=== Section Start ===

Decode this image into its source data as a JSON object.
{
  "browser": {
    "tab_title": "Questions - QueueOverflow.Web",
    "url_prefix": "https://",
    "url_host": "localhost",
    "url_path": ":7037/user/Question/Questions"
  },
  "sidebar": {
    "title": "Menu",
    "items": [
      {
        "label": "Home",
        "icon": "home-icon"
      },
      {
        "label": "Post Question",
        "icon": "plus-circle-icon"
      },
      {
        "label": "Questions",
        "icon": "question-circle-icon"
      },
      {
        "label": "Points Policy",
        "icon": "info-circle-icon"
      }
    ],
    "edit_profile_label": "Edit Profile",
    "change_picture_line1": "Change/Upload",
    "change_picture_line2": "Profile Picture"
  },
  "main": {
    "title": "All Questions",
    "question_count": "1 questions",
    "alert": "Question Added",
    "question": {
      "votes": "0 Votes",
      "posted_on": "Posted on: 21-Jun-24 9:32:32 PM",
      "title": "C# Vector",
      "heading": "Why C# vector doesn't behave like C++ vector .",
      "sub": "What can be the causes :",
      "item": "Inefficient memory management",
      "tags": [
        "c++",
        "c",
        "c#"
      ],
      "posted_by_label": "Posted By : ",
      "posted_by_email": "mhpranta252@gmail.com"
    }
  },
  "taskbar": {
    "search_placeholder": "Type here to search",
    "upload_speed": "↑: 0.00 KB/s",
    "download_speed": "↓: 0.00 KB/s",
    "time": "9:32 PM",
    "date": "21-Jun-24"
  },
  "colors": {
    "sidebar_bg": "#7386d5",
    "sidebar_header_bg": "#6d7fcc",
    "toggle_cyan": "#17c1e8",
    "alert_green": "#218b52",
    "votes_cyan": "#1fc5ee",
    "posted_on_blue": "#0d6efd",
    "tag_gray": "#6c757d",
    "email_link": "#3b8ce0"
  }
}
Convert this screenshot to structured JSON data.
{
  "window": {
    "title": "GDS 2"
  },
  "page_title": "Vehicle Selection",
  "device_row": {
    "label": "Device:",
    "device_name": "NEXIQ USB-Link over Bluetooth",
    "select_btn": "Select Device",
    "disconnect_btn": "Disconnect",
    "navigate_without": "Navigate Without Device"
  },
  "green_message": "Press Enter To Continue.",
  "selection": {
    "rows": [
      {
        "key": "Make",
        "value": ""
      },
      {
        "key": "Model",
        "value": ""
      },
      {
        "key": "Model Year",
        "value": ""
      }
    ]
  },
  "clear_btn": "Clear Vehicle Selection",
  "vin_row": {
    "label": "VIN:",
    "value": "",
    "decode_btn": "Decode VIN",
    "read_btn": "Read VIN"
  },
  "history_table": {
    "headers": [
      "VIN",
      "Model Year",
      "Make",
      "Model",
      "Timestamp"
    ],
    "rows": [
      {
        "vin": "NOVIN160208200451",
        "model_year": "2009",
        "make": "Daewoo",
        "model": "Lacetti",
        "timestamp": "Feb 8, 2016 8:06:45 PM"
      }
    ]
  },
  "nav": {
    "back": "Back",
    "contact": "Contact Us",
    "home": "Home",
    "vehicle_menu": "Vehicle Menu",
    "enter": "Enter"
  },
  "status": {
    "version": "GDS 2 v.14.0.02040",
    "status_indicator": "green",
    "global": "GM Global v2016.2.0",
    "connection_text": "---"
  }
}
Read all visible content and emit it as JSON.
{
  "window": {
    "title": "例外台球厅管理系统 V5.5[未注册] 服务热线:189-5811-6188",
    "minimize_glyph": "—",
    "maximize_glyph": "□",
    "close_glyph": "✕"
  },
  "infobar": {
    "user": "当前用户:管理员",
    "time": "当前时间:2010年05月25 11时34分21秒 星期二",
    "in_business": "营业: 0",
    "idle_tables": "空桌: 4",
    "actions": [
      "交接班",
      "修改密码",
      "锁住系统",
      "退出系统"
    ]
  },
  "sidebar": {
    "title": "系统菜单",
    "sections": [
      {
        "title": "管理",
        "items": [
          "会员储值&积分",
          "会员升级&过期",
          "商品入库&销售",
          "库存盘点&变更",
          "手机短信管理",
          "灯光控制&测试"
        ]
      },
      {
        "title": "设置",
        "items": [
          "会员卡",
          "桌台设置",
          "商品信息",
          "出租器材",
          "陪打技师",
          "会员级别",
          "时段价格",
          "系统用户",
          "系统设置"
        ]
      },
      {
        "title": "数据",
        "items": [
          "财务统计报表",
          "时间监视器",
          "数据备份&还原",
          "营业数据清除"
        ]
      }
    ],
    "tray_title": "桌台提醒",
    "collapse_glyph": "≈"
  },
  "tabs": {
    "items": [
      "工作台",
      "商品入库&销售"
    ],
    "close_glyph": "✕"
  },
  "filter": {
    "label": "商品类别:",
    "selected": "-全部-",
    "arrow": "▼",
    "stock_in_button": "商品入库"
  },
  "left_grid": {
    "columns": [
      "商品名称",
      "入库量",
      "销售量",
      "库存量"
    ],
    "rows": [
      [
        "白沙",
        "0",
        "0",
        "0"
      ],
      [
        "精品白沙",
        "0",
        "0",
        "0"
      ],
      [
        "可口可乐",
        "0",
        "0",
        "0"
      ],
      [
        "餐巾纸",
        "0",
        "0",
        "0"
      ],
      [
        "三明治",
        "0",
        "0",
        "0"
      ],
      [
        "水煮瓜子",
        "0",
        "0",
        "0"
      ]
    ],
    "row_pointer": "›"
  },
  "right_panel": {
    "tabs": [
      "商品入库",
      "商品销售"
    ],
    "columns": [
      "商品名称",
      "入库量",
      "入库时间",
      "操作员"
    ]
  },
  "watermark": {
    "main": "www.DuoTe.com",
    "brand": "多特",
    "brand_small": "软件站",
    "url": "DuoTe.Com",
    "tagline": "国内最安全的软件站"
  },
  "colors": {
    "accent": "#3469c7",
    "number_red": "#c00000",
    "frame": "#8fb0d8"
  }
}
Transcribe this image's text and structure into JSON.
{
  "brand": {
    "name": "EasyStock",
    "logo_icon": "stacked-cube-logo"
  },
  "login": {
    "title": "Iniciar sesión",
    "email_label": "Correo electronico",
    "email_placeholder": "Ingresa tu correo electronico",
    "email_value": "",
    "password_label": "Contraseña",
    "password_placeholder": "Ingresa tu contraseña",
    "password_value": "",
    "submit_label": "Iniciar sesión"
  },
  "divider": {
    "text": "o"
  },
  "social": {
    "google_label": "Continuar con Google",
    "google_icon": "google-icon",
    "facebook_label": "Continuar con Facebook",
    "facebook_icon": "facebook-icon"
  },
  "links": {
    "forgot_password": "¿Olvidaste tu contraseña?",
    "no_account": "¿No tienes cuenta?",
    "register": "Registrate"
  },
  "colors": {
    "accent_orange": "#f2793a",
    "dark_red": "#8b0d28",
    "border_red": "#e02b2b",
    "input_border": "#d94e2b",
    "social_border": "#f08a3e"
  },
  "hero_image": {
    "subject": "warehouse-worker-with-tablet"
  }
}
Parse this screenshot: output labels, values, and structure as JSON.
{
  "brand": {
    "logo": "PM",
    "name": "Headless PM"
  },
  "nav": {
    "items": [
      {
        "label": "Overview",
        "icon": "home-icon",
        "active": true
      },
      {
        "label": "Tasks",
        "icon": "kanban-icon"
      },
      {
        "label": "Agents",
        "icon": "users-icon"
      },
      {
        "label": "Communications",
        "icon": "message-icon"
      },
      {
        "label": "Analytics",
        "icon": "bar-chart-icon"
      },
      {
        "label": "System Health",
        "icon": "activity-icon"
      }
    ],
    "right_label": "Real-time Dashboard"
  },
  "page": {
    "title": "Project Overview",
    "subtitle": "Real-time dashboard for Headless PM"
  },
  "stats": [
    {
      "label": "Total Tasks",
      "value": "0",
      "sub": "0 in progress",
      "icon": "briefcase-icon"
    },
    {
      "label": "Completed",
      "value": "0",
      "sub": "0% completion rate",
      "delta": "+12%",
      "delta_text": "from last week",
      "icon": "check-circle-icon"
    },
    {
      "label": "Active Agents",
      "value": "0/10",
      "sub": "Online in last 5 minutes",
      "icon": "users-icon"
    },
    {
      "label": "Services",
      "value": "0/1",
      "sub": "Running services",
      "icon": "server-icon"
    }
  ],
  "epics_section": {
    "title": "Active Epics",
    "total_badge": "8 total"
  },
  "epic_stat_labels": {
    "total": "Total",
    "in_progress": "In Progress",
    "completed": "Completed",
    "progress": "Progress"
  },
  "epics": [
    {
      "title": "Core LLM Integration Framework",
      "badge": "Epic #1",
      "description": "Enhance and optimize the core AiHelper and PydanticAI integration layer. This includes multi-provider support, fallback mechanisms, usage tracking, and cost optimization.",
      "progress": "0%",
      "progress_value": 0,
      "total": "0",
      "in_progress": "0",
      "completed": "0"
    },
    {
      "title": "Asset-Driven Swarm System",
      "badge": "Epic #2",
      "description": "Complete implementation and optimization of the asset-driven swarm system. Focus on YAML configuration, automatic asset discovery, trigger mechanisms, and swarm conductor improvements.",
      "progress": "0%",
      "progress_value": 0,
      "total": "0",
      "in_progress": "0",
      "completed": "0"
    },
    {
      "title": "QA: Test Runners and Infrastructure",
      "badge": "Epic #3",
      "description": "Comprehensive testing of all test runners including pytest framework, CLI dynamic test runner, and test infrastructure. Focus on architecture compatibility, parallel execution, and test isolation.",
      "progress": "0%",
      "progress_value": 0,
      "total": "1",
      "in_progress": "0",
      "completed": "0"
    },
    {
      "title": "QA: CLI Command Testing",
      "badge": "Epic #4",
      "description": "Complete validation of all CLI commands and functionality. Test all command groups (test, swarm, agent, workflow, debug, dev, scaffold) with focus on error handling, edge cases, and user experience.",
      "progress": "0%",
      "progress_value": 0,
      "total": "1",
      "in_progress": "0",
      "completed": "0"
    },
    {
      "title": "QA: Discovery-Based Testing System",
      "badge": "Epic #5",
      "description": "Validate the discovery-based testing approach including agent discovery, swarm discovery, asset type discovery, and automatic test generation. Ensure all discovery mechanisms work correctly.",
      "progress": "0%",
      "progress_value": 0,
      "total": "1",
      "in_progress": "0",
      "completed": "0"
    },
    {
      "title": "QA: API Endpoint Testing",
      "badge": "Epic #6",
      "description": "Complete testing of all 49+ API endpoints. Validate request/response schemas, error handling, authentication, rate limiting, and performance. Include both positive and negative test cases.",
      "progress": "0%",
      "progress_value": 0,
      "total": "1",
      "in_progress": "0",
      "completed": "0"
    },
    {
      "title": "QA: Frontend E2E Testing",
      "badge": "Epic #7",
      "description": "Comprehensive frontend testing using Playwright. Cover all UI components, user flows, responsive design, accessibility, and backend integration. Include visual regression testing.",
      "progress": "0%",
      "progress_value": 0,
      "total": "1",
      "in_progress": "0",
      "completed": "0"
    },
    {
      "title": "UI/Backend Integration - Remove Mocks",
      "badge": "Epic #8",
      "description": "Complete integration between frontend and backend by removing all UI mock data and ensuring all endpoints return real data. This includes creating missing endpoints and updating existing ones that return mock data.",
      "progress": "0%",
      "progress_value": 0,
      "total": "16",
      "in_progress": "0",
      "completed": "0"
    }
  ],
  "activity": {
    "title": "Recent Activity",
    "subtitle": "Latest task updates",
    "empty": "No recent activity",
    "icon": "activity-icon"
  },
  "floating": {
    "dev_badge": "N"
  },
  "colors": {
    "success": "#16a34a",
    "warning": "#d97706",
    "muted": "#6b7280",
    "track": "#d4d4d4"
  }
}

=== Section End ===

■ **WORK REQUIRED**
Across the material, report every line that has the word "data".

■ **RESULT**
Decode this image into its source data as a JSON object.
Convert this screenshot to structured JSON data.
      "description": "Complete integration between frontend and backend by removing all UI mock data and ensuring all endpoints return real data. This includes creating missing endpoints and updating existing ones that return mock data.",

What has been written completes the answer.